Eight site-specific artworks are presented in a group exhibition in Central Park from May 15 until June 20 which is presented by Creative Time and celebrating the 35th anniversary of Central Park Conservancy
Drifting in Daylight, a free group exhibition that brings eight thought provoking, sensory, and participatory artworks to the northern part of Central Park, opens to the public on Friday, May 15. Presented by Creative Time and Central Park Conservancy, Drifting in Daylight includes work by artists Marc Bamuthi Joseph, Spencer Finch, Nina Katchadourian, Ragnar Kjartansson, David Levine, Karyn Olivier, Lauri Stallings and Dutch artist Alicia Framis. Six of the eight works have been created especially for this project, and all of them—whether performative, participatory, or perceptual—respond to the unique features of this section of the Park, as well as to the multitude of ways in which the Park’s landscape, history, and uses are animated through daily life.

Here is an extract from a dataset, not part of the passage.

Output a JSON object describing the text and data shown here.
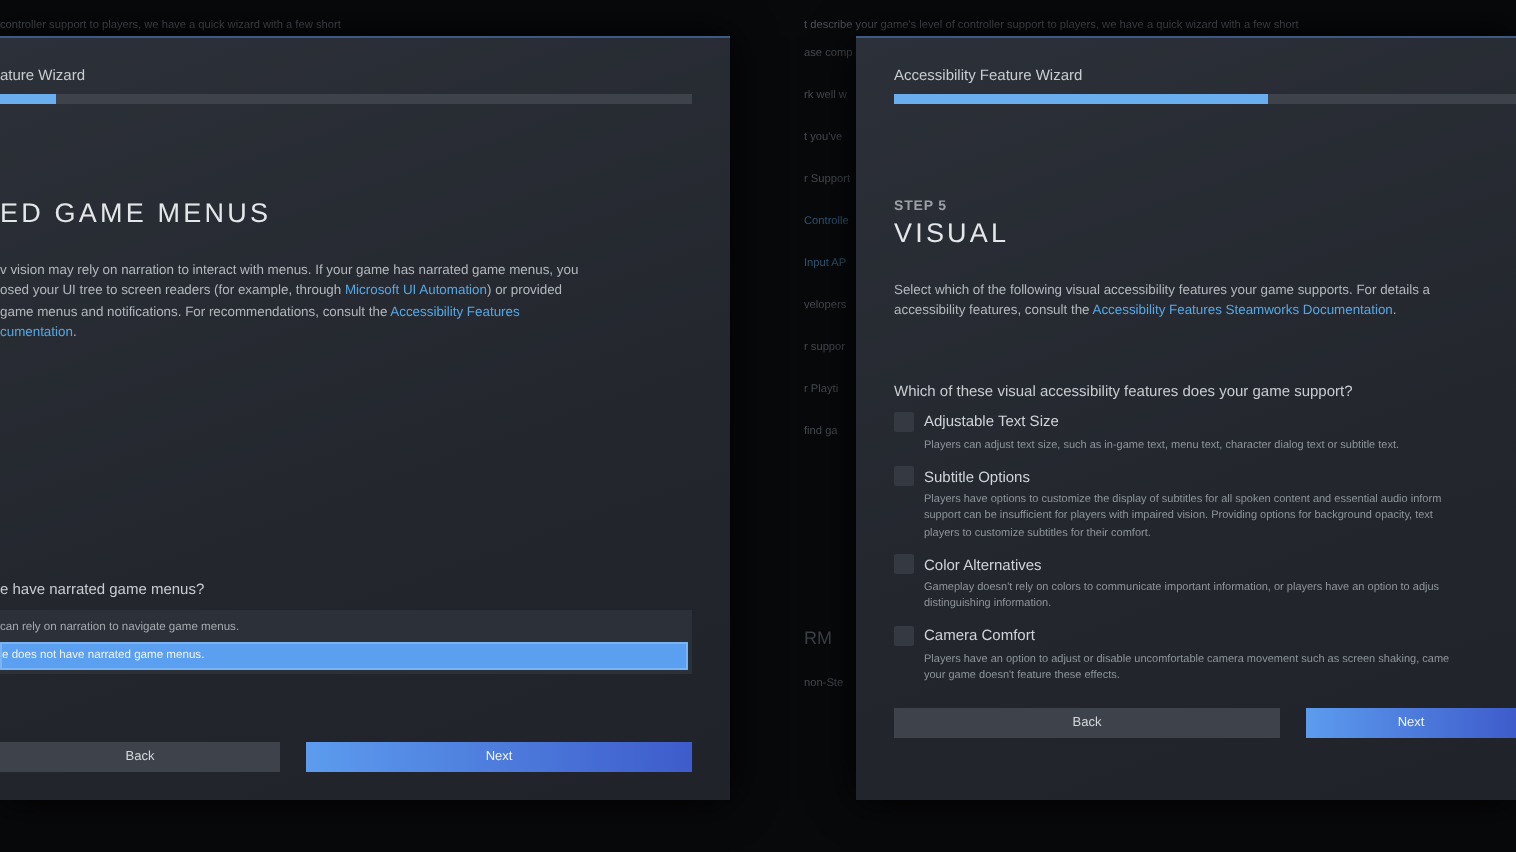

With works ranging from a fishing boat plying the Harlem Meer, to an ice cream truck dispensing treats in the colors of the sunset, to a choreographed journey through the Park’s North Woods, Drifting in Daylight playfully twists our everyday experience of the Park, awakening our senses and provoking us to pay more acute attention to this cherished landscape. In so doing, the exhibition engages and pays tribute to Frederick Law Olmsted and Calvert Vaux’s masterpiece and the powerful civic vision behind it.
Cielo, the Spanish word for “sky,” can also mean “heaven” or “paradise.” With Cartas al Cielo, a large stainless-steel globe that reflects Earth and sky, multi-disciplinary artist Alicia Framis reminds us that the act of gazing skyward can be a form of contemplation, hope, desire, desperation, or perhaps the ethereal. Complete with a mail slot and accompanied by postcards, Cartas al Cielo, which will be sited in the East 102 Street Landscape, encourages park goers to write and send their own letters to those with no earthly address.
About Creative Time
Since its founding in 1974, Creative Time has worked with the world’s best contemporary artists—including Marina Abramovic, Laurie Anderson, David Byrne, Nick Cave, Maya Lin, and Kara Walker—to commission, produce, and present public art projects that engage the dialogues, debates, and dreams of our times. Though based in New York, the nonprofit’s innovative artworks are experienced by millions of people around the globe. The National Alliance for Media Art and Culture recently named Creative Time the best arts organization in the country. For more information, visit: creativetime.org.
About Central Park Conservancy
Central Park Conservancy restores, manages, and enhances Central Park in partnership with the public, for the enjoyment of all. A private nonprofit organization founded in 1980, Central Park Conservancy raises 75% of the annual budget essential to keeping Central Park beautiful. The Conservancy is committed to sharing its world-class urban park management practices both locally and globally.